> [WHAT TO PRODUCE]
Every record that follows needs to be written out again, exactly.

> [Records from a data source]
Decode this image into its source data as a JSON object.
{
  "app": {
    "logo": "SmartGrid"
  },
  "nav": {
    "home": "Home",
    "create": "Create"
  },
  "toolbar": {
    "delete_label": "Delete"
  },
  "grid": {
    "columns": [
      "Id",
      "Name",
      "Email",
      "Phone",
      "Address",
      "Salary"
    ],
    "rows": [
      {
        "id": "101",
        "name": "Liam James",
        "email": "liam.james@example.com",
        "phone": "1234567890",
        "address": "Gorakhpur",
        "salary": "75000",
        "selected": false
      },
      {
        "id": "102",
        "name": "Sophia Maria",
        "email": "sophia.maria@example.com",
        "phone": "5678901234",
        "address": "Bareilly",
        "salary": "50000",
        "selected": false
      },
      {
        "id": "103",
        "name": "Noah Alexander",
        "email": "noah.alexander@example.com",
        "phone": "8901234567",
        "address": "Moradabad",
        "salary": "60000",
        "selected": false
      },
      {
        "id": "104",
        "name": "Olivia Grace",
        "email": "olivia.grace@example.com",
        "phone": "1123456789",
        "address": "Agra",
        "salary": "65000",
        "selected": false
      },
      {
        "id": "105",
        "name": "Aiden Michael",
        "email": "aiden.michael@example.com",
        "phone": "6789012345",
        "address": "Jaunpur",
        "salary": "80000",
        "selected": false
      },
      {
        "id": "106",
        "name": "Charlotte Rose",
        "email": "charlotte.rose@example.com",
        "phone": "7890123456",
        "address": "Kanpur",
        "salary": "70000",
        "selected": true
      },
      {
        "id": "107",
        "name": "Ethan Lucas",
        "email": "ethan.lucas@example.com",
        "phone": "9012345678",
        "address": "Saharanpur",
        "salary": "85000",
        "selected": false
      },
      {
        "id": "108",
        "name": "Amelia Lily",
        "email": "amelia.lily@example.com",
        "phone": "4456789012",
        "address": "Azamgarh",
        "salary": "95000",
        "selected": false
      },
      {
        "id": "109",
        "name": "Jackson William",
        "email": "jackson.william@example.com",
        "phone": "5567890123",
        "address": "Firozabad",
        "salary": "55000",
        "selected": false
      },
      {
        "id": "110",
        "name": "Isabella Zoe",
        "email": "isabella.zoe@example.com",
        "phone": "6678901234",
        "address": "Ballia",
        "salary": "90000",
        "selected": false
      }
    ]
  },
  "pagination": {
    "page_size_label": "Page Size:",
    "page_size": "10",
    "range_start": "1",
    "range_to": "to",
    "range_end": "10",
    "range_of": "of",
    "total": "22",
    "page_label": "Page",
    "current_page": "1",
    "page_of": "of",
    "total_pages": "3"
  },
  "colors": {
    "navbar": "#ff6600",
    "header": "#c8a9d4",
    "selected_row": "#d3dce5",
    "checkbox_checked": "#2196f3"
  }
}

> [EXERCISE SOLUTION]
Decode this image into its source data as a JSON object.
{
  "app": {
    "logo": "SmartGrid"
  },
  "nav": {
    "home": "Home",
    "create": "Create"
  },
  "toolbar": {
    "delete_label": "Delete"
  },
  "grid": {
    "columns": [
      "Id",
      "Name",
      "Email",
      "Phone",
      "Address",
      "Salary"
    ],
    "rows": [
      {
        "id": "101",
        "name": "Liam James",
        "email": "liam.james@example.com",
        "phone": "1234567890",
        "address": "Gorakhpur",
        "salary": "75000",
        "selected": false
      },
      {
        "id": "102",
        "name": "Sophia Maria",
        "email": "sophia.maria@example.com",
        "phone": "5678901234",
        "address": "Bareilly",
        "salary": "50000",
        "selected": false
      },
      {
        "id": "103",
        "name": "Noah Alexander",
        "email": "noah.alexander@example.com",
        "phone": "8901234567",
        "address": "Moradabad",
        "salary": "60000",
        "selected": false
      },
      {
        "id": "104",
        "name": "Olivia Grace",
        "email": "olivia.grace@example.com",
        "phone": "1123456789",
        "address": "Agra",
        "salary": "65000",
        "selected": false
      },
      {
        "id": "105",
        "name": "Aiden Michael",
        "email": "aiden.michael@example.com",
        "phone": "6789012345",
        "address": "Jaunpur",
        "salary": "80000",
        "selected": false
      },
      {
        "id": "106",
        "name": "Charlotte Rose",
        "email": "charlotte.rose@example.com",
        "phone": "7890123456",
        "address": "Kanpur",
        "salary": "70000",
        "selected": true
      },
      {
        "id": "107",
        "name": "Ethan Lucas",
        "email": "ethan.lucas@example.com",
        "phone": "9012345678",
        "address": "Saharanpur",
        "salary": "85000",
        "selected": false
      },
      {
        "id": "108",
        "name": "Amelia Lily",
        "email": "amelia.lily@example.com",
        "phone": "4456789012",
        "address": "Azamgarh",
        "salary": "95000",
        "selected": false
      },
      {
        "id": "109",
        "name": "Jackson William",
        "email": "jackson.william@example.com",
        "phone": "5567890123",
        "address": "Firozabad",
        "salary": "55000",
        "selected": false
      },
      {
        "id": "110",
        "name": "Isabella Zoe",
        "email": "isabella.zoe@example.com",
        "phone": "6678901234",
        "address": "Ballia",
        "salary": "90000",
        "selected": false
      }
    ]
  },
  "pagination": {
    "page_size_label": "Page Size:",
    "page_size": "10",
    "range_start": "1",
    "range_to": "to",
    "range_end": "10",
    "range_of": "of",
    "total": "22",
    "page_label": "Page",
    "current_page": "1",
    "page_of": "of",
    "total_pages": "3"
  },
  "colors": {
    "navbar": "#ff6600",
    "header": "#c8a9d4",
    "selected_row": "#d3dce5",
    "checkbox_checked": "#2196f3"
  }
}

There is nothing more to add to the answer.